This series is acting as a prequel to the upcoming animated movie. What was the collaboration like between yourself and the movie team? Were you largely given free rein as to how to set up the road that leads audiences into the new film?
Templeton: Free rein. I was sent a copy of the film to watch and asked to set up a prequel. After watching the movie, I knew the story we had to tell. It kind of presented itself to me as I watched the film. We had a story conference with all the relevant people, and I shaped the ideas into a working plot. I'm a team player, so there's a moment or two that was tweaked by an editor or a punchline suggested by someone on the team. If it's funny, I'd be silly to turn down a good punchline just because someone else sweetened a line here or there. But for the most part, I was free to shape the story where it needed to go. Remember, I think I've written more BTAS Harley stories than anyone other than Paul Dini, so the character is familiar to me. I'm not starting from scratch with her. The crazy lady has lived in my head off and on for years.
Burchett: Since day one on the original Batman Adventures, Warner Animation has done everything possible to help with the creation of the comics. If we needed any reference, all we had to do is ask and we'd get it. They have always treated us as an extended part of their family. There was a mutual respect.
Harley is particularly a very special character to the world of The Animated Series, having been created for it and then headed into the comics from there. Twenty-five years after her creation, what do you think has made her character endure all these years later as one of DC's most popular characters?
Templeton: Three things. She's genuinely funny. She's got character, moxie, timing, slapstick, good lines… the sort of combination of actual funny you only get with actresses like Lucille Ball or Tina Fey or someone like that.
She's crazy in love with people who don't treat her well. Both Joker and Ivy (and to some extent, Batman) leave Harley worse for the relationship. We all get to relate to that.
She isn't shy or subtle. She's bigger than life, willing to swing a mallet and destroy stuff, and unafraid of the consequences of any action. She leaps long before she looks, regardless of the carnage it causes. We all wish we could live like that.

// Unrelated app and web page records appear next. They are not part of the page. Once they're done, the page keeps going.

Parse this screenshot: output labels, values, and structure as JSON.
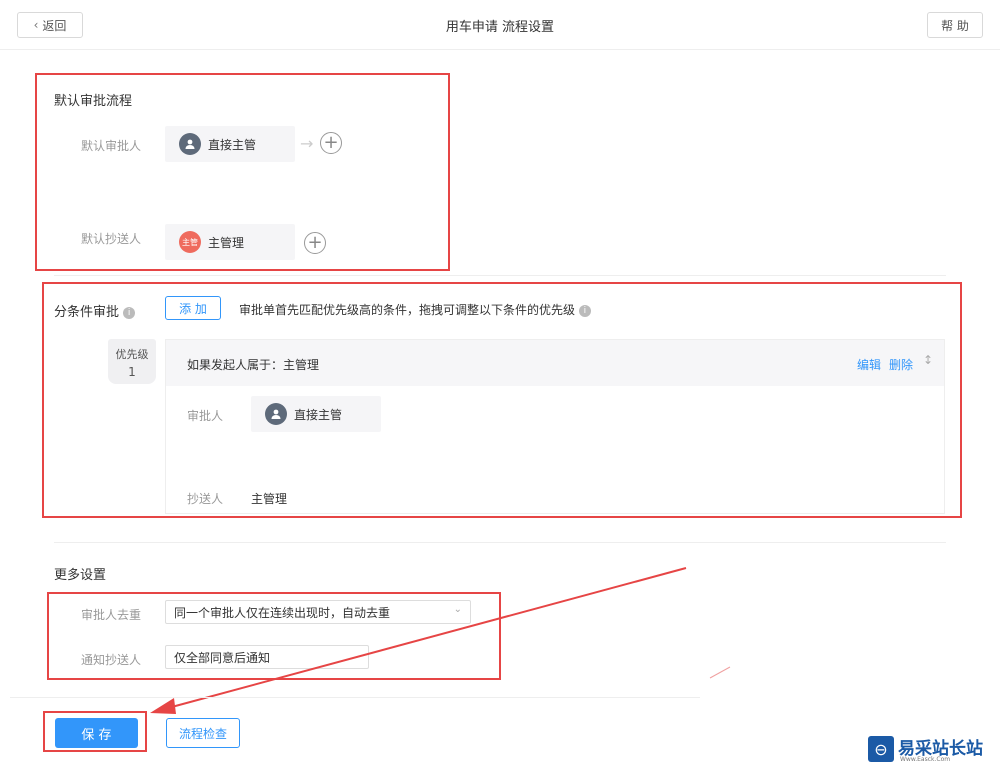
{
  "header": {
    "back_label": "返回",
    "title": "用车申请 流程设置",
    "help_label": "帮 助"
  },
  "default_flow": {
    "title": "默认审批流程",
    "approver_label": "默认审批人",
    "approver_name": "直接主管",
    "cc_label": "默认抄送人",
    "cc_name": "主管理",
    "cc_avatar_text": "主管"
  },
  "conditional": {
    "title": "分条件审批",
    "add_label": "添 加",
    "hint": "审批单首先匹配优先级高的条件，拖拽可调整以下条件的优先级",
    "priority_label": "优先级",
    "priority_value": "1",
    "condition_text": "如果发起人属于：主管理",
    "edit_label": "编辑",
    "delete_label": "删除",
    "approver_label": "审批人",
    "approver_name": "直接主管",
    "cc_label": "抄送人",
    "cc_name": "主管理"
  },
  "more": {
    "title": "更多设置",
    "dedupe_label": "审批人去重",
    "dedupe_value": "同一个审批人仅在连续出现时，自动去重",
    "notify_label": "通知抄送人",
    "notify_value": "仅全部同意后通知"
  },
  "footer": {
    "save_label": "保 存",
    "check_label": "流程检查"
  },
  "watermark": {
    "brand": "易采站长站",
    "url": "Www.Easck.Com"
  },
  "colors": {
    "accent": "#3296fa",
    "annotation": "#e64545"
  }
}
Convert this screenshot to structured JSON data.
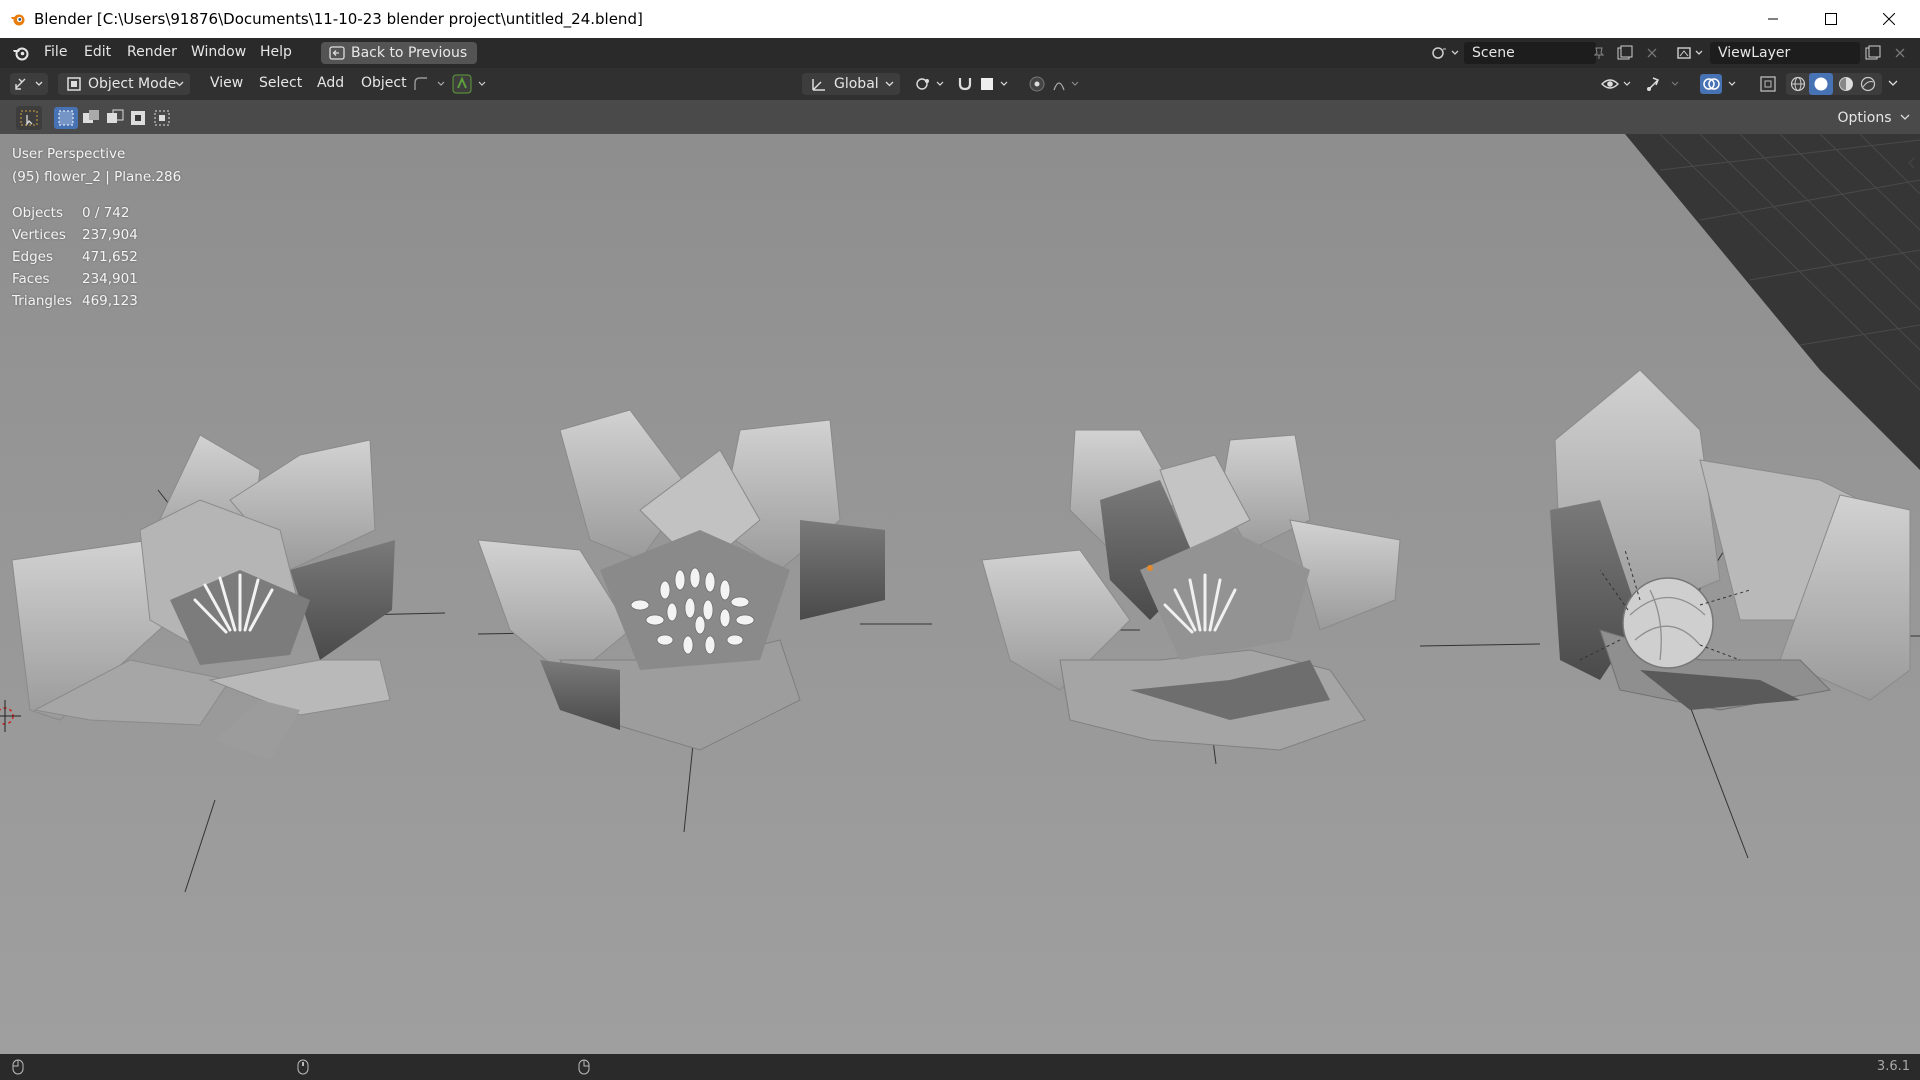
{
  "window": {
    "title": "Blender [C:\\Users\\91876\\Documents\\11-10-23 blender project\\untitled_24.blend]"
  },
  "menu": {
    "items": [
      "File",
      "Edit",
      "Render",
      "Window",
      "Help"
    ],
    "back_button": "Back to Previous"
  },
  "scene": {
    "name": "Scene",
    "view_layer": "ViewLayer"
  },
  "viewport_header": {
    "mode": "Object Mode",
    "menus": [
      "View",
      "Select",
      "Add",
      "Object"
    ],
    "transform_orientation": "Global",
    "options_label": "Options"
  },
  "viewport": {
    "perspective": "User Perspective",
    "active": "(95) flower_2 | Plane.286",
    "stats": [
      {
        "label": "Objects",
        "value": "0 / 742"
      },
      {
        "label": "Vertices",
        "value": "237,904"
      },
      {
        "label": "Edges",
        "value": "471,652"
      },
      {
        "label": "Faces",
        "value": "234,901"
      },
      {
        "label": "Triangles",
        "value": "469,123"
      }
    ]
  },
  "status": {
    "version": "3.6.1"
  },
  "colors": {
    "accent": "#4772b3",
    "snap_green": "#5e9e3b",
    "origin_orange": "#e68a2e"
  }
}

Burchett: The character debuted fully realised. Paul and Bruce knew exactly who she was and they knew how to use her. As for her emergence as a major character, it's a matter of originality. There weren't any characters like her in comics. She appeals to both male and female readers, and part of her allure is the humour that comes along with her. In a medium whose characters take themselves and their situations way too seriously, she was a breath of fresh air.
Harley Quinn and Batman #1 is out digitally today.